* THE PROBLEM: When the word "title" shows up in a line of the records below, copy that line.

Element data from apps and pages
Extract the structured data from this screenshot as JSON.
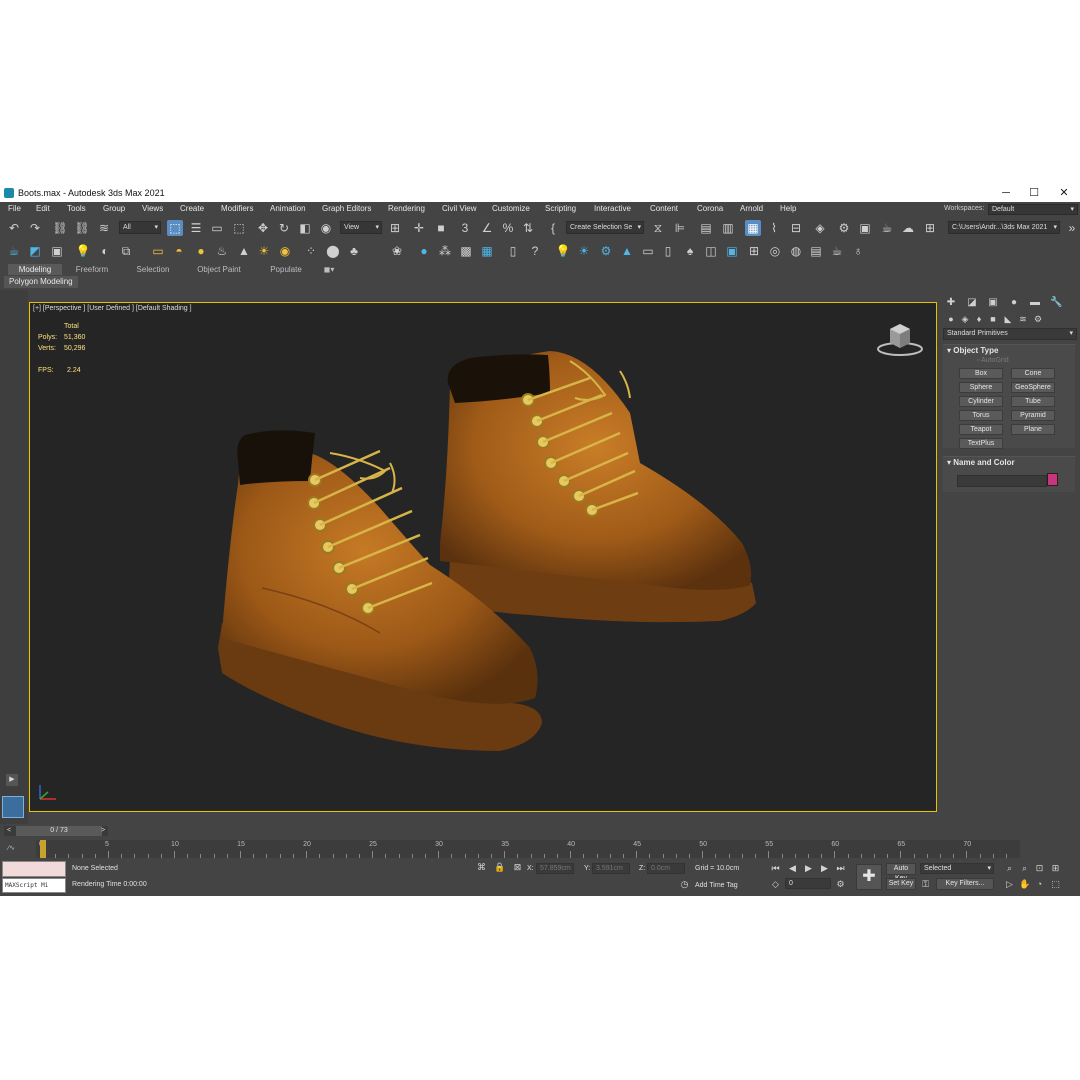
{
  "window": {
    "title": "Boots.max - Autodesk 3ds Max 2021",
    "minimize": "─",
    "maximize": "☐",
    "close": "✕"
  },
  "menu": [
    "File",
    "Edit",
    "Tools",
    "Group",
    "Views",
    "Create",
    "Modifiers",
    "Animation",
    "Graph Editors",
    "Rendering",
    "Civil View",
    "Customize",
    "Scripting",
    "Interactive",
    "Content",
    "Corona",
    "Arnold",
    "Help"
  ],
  "workspaces": {
    "label": "Workspaces:",
    "value": "Default"
  },
  "toolbar": {
    "filter_value": "All",
    "refcoord_value": "View",
    "selection_set_placeholder": "Create Selection Se",
    "project_path": "C:\\Users\\Andr...\\3ds Max 2021"
  },
  "ribbon": {
    "tabs": [
      "Modeling",
      "Freeform",
      "Selection",
      "Object Paint",
      "Populate"
    ],
    "active": "Modeling",
    "sub": "Polygon Modeling"
  },
  "viewport": {
    "label": "[+] [Perspective ] [User Defined ] [Default Shading ]",
    "stats": {
      "header": "Total",
      "polys_label": "Polys:",
      "polys": "51,360",
      "verts_label": "Verts:",
      "verts": "50,296",
      "fps_label": "FPS:",
      "fps": "2.24"
    }
  },
  "command_panel": {
    "category": "Standard Primitives",
    "object_type": {
      "title": "Object Type",
      "autogrid": "AutoGrid",
      "buttons": [
        "Box",
        "Cone",
        "Sphere",
        "GeoSphere",
        "Cylinder",
        "Tube",
        "Torus",
        "Pyramid",
        "Teapot",
        "Plane",
        "TextPlus"
      ]
    },
    "name_color": {
      "title": "Name and Color",
      "name_value": "",
      "color": "#c8357d"
    }
  },
  "timeline": {
    "frame_label": "0 / 73",
    "ticks": [
      "0",
      "5",
      "10",
      "15",
      "20",
      "25",
      "30",
      "35",
      "40",
      "45",
      "50",
      "55",
      "60",
      "65",
      "70"
    ]
  },
  "status": {
    "maxscript": "MAXScript Mi",
    "selection": "None Selected",
    "render_time": "Rendering Time  0:00:00",
    "x_label": "X:",
    "x": "57.859cm",
    "y_label": "Y:",
    "y": "3.591cm",
    "z_label": "Z:",
    "z": "0.0cm",
    "grid": "Grid = 10.0cm",
    "add_time_tag": "Add Time Tag",
    "auto_key": "Auto Key",
    "set_key": "Set Key",
    "selected": "Selected",
    "key_filters": "Key Filters...",
    "frame_field": "0"
  },
  "colors": {
    "accent": "#e6c200",
    "ui_bg": "#444444",
    "viewport_bg": "#252525",
    "active_btn": "#5a8ec2"
  }
}
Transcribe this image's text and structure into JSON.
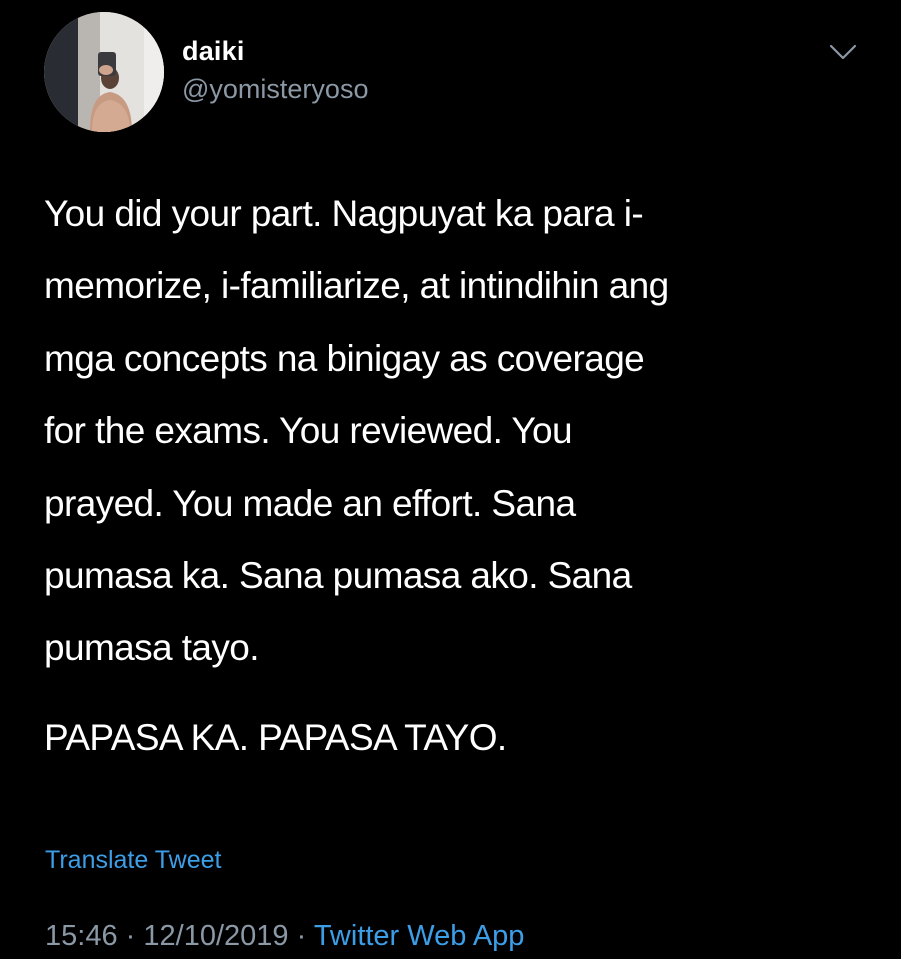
{
  "user": {
    "display_name": "daiki",
    "handle": "@yomisteryoso",
    "avatar_icon": "profile-photo"
  },
  "menu": {
    "icon": "chevron-down-icon"
  },
  "tweet": {
    "lines": [
      "You did your part. Nagpuyat ka para i-",
      "memorize, i-familiarize, at intindihin ang",
      "mga concepts na binigay as coverage",
      "for the exams. You reviewed. You",
      "prayed. You made an effort. Sana",
      "pumasa ka. Sana pumasa ako. Sana",
      "pumasa tayo."
    ],
    "closing": "PAPASA KA. PAPASA TAYO."
  },
  "translate_label": "Translate Tweet",
  "meta": {
    "time": "15:46",
    "separator": "·",
    "date": "12/10/2019",
    "app": "Twitter Web App"
  },
  "colors": {
    "background": "#000000",
    "text": "#ffffff",
    "secondary": "#8b98a5",
    "link": "#3d9ee8"
  }
}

* ANSWER AREA:
    "title": "Boots.max - Autodesk 3ds Max 2021",
      "title": "Object Type",
      "title": "Name and Color",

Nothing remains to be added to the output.